Marcie Doran,

Here is some information about the parents of J.J. Gegan:

According to Civil Registration data on Ancestry, his father James Gegan passed away in June 1872, age 87 (birth year 1785). The grave information compiled by the Kent Archeological Society for All Saints Church, Maidstone, Kent, indicates that his birth year was 1787 and that he passed away on June 9, 1872 ( He was likely born in 1784 - there is a christening record for a James Gegan of Maidstone, Kent, son of John and Hannah Gegan, dated October 20, 1784. His name is on the back of the headstone of John James Gegan and his wife Hannah ( and he is also mentioned on the front of it as being their son.
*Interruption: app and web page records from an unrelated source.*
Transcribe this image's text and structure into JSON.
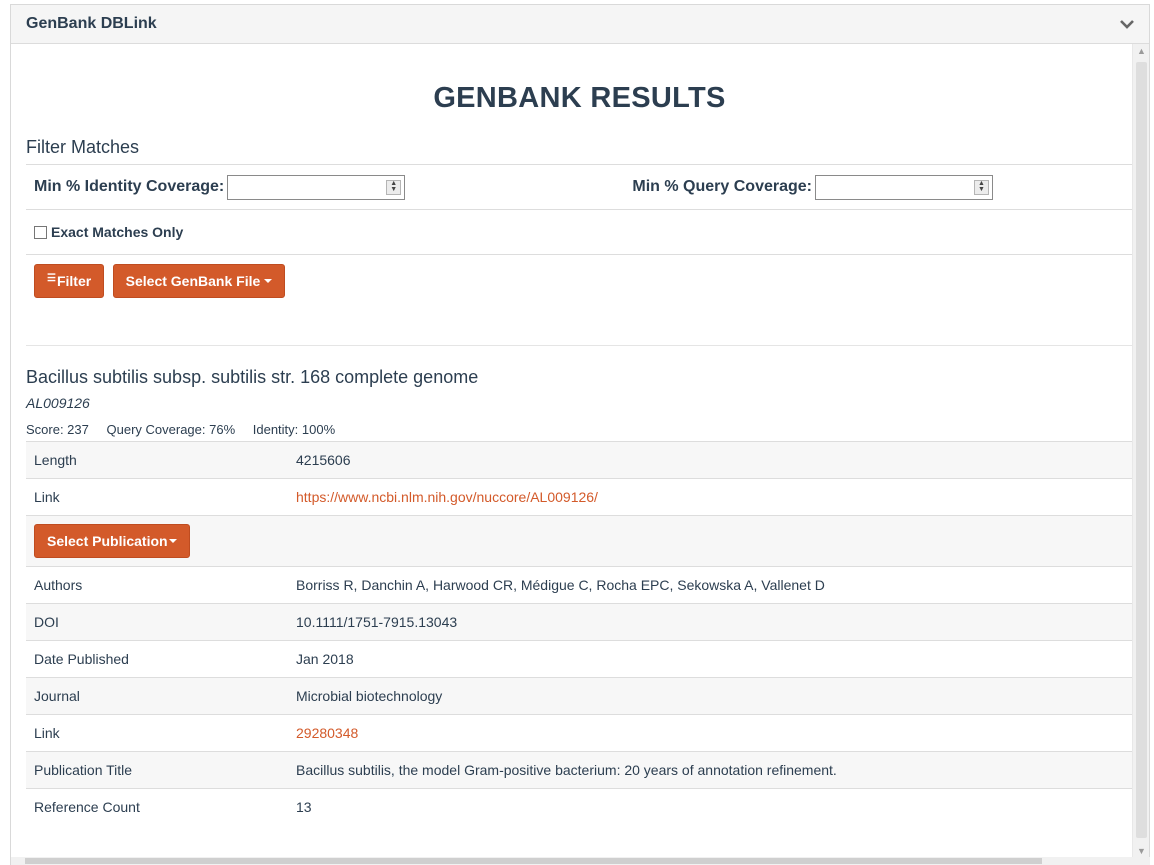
{
  "panel": {
    "title": "GenBank DBLink",
    "toggle_icon": "chevron-down-icon"
  },
  "heading": "GENBANK RESULTS",
  "filter": {
    "title": "Filter Matches",
    "identity_label": "Min % Identity Coverage:",
    "identity_value": "",
    "query_label": "Min % Query Coverage:",
    "query_value": "",
    "exact_label": "Exact Matches Only",
    "exact_checked": false,
    "filter_button": "Filter",
    "select_file_button": "Select GenBank File"
  },
  "result": {
    "title": "Bacillus subtilis subsp. subtilis str. 168 complete genome",
    "accession": "AL009126",
    "score": "Score: 237",
    "query_coverage": "Query Coverage: 76%",
    "identity": "Identity: 100%",
    "length_label": "Length",
    "length_value": "4215606",
    "link_label": "Link",
    "link_value": "https://www.ncbi.nlm.nih.gov/nuccore/AL009126/",
    "select_publication_button": "Select Publication",
    "publication": [
      {
        "label": "Authors",
        "value": "Borriss R, Danchin A, Harwood CR, Médigue C, Rocha EPC, Sekowska A, Vallenet D",
        "link": false
      },
      {
        "label": "DOI",
        "value": "10.1111/1751-7915.13043",
        "link": false
      },
      {
        "label": "Date Published",
        "value": "Jan 2018",
        "link": false
      },
      {
        "label": "Journal",
        "value": "Microbial biotechnology",
        "link": false
      },
      {
        "label": "Link",
        "value": "29280348",
        "link": true
      },
      {
        "label": "Publication Title",
        "value": "Bacillus subtilis, the model Gram-positive bacterium: 20 years of annotation refinement.",
        "link": false
      },
      {
        "label": "Reference Count",
        "value": "13",
        "link": false
      }
    ]
  },
  "colors": {
    "accent": "#d35a2a",
    "text": "#2c3e50"
  }
}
On the 1841 England Census, James Gegan is a widower and a “carver”, living with his son George, a “cabinet maker”, in Maidstone, Kent. James Gegan was a “carver & gilder” in the 1851 directory for Maidstone, Kent:

According to the headstone information cited above, his mother Ann passed away on June 12, 1835 age 47 (born in about 1788)(the date June 12 is in conformity with the burial entry for June 19, 1835, shown on another record on Ancestry). There is a news article on the Kentish Gazette of June 23, 1835, that indicates that she had been ill for six years. Here is the headstone entry:

“288. Headstone - REAR

Here is some information about the wife of J.J. Gegan:

According to a christening record on Ancestry, his wife Elizabeth Ann Gegan (née Cooper), was baptized in Framlingham, Suffolk, on January 23, 1823. Her parents were James Cooper (a tailor) and Elizabeth Savage. According to the 1891 England Census and the 1901 England Census, she lived with her widowed brother James and his children in London after her husband’s death. Her probate record indicates that she died on November 7, 1906, in Hampstead.

There is an error in the marriage records on Ancestry. James John Gegan and Elizabeth Ann Cooper were married in Q1 1869 in Hackney (entry 1b 549 for both, not 1b 649 for her as indicated in a search, which does not match them together).

I have attached two articles (1843, 1851) that mention Gegan and his work.

Marcie Doran,

I ordered a copy of the will of James John Gegan and it arrived today. It is dated June 17, 1879.

The will mentions investments in buildings that he left to his wife. More precisely, in addition to “my money and securities for money books pictures household furniture and other effects and things” [sic] he left her “my part share and interest in three houses situate in Week Street in Maidstone aforesaid now in the occupation of Cooper and others and also all my part share and interest in a dwellinghouse situate in Pleasant Row Sandling Road in Maidstone aforesaid now in the occupation of Dixon”. The witnesses were Alfred Foord, Plumber, Maidstone, and Ann Cooper. There is a clear signature that reads “J.J. Gegan”.

Marcie Doran,

That is a superb biography, Pieter. I have no suggested edits.

The Collection have commented: 'Yes, please do update the information and close the discussion. I will update our record with the information also. Much appreciated'